Neonatal Baby

Treating the smallest opioid epidemic victims

Neonatal Baby

The Virginia Commissioner of Health recently declared the opioid epidemic a public health crisis. A little-known facet of the ongoing crisis is the effects it can have on babies born to opioid-addicted mothers. In fact, according to the New England Journal of Medicine, substance-exposed babies make up as many as 27 out of every 1,000 deliveries across the country.

Neonatal Abstinence Syndrome (NAS) is a condition that affects infants who are born to mothers who are chronic users of some form of opiate during pregnancy. While heroin certainly falls into this category, in recent years the dramatic increase in prescriptions of other opioids as a therapy for chronic pain has led to a correlated increase in the number of infants who withdraw from substances like OxyContin, Percocet, and Morphine.

Infants with NAS can experience tremors, sleep problems, excessive high-pitched crying (often inconsolable), irritability, difficulty feeding and seizures. Unfortunately, these symptoms may present while the infant is in the care of parents who are withdrawing from an opioid addiction themselves, and tragically, cases of non-accidental trauma have been recorded.

In an effort to draw increased attention to this troubling aspect of the ongoing opioid crisis in Virginia and across the country, and with hopes of breaking down barriers to effective treatment for newborns, Children’s National neonatologists and pediatricians are working with lawmakers in Virginia to standardize a streamlined protocol for all newborns born to opioid-addicted mothers in the Commonwealth based on best practices.

In each of the three hospitals in Virginia where Children’s National physicians operate, the established NAS protocol has been implemented to identify at-risk infants, monitor their treatment and attempt to reduce length of stay and rate of readmission. The goals are to standardize the protocol and have it put into practice in all newborn units in Virginia and eventually extend it throughout the region. The protocol includes the following:
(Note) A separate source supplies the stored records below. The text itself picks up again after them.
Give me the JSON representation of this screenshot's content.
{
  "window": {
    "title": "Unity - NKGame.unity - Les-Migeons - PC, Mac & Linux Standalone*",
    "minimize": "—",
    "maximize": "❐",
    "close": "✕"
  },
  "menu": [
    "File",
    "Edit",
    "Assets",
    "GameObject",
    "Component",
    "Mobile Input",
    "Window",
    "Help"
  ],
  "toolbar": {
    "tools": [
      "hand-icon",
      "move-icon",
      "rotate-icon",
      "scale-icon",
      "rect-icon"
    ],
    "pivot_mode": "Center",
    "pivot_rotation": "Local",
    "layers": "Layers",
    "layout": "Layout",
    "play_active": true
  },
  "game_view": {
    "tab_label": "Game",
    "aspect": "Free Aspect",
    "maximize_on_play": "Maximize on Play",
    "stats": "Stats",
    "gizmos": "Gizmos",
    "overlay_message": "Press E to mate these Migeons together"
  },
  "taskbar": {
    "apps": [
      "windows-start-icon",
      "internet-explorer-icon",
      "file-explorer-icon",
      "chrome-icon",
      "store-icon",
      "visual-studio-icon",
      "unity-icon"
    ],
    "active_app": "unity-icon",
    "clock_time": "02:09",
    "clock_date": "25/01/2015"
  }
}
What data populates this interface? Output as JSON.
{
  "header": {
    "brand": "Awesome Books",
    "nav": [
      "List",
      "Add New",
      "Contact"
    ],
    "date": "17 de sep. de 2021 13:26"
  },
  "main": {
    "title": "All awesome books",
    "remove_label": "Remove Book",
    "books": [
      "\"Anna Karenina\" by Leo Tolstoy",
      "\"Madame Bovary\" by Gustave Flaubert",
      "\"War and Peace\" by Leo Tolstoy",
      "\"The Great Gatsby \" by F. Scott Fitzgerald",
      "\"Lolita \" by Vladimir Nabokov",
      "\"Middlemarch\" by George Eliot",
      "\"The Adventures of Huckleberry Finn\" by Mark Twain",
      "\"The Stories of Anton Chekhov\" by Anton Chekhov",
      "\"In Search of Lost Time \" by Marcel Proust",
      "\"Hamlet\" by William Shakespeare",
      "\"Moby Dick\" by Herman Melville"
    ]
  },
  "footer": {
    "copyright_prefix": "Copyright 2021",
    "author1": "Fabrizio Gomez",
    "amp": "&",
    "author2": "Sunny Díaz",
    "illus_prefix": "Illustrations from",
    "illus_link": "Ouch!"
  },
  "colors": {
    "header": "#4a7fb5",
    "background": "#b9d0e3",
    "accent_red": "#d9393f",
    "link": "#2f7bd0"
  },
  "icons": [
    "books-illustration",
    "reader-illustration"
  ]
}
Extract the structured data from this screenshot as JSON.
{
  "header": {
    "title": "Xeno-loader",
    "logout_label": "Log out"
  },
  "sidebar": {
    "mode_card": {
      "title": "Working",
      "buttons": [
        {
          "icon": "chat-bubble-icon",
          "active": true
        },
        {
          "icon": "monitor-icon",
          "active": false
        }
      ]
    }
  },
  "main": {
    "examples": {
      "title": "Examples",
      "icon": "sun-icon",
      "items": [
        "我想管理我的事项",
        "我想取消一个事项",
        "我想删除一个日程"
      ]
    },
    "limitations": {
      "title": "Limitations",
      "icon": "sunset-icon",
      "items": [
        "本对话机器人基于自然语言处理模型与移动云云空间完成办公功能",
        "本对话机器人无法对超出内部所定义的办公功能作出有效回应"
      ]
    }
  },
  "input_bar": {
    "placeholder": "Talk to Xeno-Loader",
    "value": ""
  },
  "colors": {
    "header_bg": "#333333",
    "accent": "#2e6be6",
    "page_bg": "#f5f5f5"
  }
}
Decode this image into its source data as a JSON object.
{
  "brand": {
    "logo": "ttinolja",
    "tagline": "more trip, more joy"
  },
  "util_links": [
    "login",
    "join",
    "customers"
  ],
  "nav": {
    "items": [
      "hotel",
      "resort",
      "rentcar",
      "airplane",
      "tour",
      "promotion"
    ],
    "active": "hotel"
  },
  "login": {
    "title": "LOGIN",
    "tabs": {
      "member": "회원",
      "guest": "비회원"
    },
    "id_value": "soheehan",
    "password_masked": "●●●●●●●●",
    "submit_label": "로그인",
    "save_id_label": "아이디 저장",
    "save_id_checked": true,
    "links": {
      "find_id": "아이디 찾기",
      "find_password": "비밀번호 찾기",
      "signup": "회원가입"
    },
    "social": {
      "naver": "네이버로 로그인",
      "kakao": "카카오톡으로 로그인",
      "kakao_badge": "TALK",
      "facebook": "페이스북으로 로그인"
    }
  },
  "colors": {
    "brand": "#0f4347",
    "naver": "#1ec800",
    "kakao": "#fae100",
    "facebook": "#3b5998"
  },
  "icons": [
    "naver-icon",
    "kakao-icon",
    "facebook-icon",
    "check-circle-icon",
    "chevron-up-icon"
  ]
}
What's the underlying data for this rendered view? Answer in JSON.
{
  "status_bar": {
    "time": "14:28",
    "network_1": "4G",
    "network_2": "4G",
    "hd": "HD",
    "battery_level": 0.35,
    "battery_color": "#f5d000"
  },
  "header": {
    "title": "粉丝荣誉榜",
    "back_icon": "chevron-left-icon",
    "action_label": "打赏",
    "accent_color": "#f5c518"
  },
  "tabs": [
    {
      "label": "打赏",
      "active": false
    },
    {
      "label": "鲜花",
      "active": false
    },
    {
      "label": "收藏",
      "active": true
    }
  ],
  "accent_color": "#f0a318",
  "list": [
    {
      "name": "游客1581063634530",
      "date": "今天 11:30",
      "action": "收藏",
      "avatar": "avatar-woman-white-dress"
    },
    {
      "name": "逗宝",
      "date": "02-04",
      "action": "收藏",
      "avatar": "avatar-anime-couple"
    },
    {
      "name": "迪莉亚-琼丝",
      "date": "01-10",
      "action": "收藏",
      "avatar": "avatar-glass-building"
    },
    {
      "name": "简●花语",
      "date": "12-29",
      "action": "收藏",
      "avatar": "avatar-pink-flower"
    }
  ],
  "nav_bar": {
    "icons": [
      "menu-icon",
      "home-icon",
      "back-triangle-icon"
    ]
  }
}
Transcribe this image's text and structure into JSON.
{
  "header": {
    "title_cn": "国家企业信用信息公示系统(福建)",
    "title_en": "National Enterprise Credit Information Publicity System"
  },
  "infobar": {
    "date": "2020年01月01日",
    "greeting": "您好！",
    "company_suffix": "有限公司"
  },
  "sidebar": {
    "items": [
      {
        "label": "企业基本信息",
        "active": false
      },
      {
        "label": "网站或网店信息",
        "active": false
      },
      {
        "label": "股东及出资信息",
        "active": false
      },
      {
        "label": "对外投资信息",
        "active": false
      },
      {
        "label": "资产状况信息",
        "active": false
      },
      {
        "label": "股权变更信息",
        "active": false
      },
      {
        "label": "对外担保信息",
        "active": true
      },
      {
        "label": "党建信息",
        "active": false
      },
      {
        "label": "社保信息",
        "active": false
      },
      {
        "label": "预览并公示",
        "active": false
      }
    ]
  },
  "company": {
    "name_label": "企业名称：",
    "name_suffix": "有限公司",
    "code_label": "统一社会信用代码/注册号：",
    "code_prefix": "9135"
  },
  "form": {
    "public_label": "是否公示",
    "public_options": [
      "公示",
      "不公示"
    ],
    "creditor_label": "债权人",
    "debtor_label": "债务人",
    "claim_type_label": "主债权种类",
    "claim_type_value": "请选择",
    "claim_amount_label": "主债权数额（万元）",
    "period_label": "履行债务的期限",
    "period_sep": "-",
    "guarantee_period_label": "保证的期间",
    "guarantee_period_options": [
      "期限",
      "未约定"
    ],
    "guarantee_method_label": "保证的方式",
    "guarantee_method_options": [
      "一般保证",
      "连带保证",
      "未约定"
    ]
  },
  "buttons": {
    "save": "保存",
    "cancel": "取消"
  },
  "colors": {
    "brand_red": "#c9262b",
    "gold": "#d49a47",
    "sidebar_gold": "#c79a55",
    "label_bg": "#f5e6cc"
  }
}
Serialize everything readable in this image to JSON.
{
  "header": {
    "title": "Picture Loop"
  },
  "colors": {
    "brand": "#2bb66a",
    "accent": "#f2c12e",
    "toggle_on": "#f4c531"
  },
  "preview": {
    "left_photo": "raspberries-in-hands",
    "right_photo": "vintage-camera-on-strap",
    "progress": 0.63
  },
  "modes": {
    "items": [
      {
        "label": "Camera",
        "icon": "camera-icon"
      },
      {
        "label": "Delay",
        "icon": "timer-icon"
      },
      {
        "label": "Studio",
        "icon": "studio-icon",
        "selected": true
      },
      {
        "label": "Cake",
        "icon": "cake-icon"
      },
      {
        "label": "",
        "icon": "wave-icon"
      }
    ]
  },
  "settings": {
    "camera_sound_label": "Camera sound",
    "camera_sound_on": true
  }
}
  • Universal risk assessment of newborns
  • Appropriate observation period
  • NAS scoring to assess severity of condition
  • Prioritize non-pharmacologic interventions vs. pharmacologic therapy
  • Discharge criteria

Children’s National staff based in Mary Washington Hospital in Fredericksburg, Va., first brought to light the importance of the issue and pointed out that better coordination and government involvement could work together to significantly improve care for these infants. Since then, leaders from the Division of Neonatology at Children’s National have been working closely with Virginia legislation to develop and pass several bills that as a package help address the issue in the following ways:

  • Adding NAS to the list of diseases which must be reported to the state Department of Health
  • Directing the Department of Health and Human Resources to look at NAS in collaboration with other related stakeholders to study the issue at large and specifically collect pertinent information to help address it
  • Removing language that states for the purposes of defining a substance-affected infant that the substance must be illicit

This protocol and these bills are important steps forward in both providing the effective treatment needed for and the collection of data related to NAS cases, but they are only a first step. Children’s National and state leaders continue to work together to bring Virginia’s hospitals together in an attempt to foster a collaborative approach to addressing NAS. By sharing expertise and techniques, Virginia’s health care providers can ensure that the tiniest victims of the opioid crisis do not go untreated.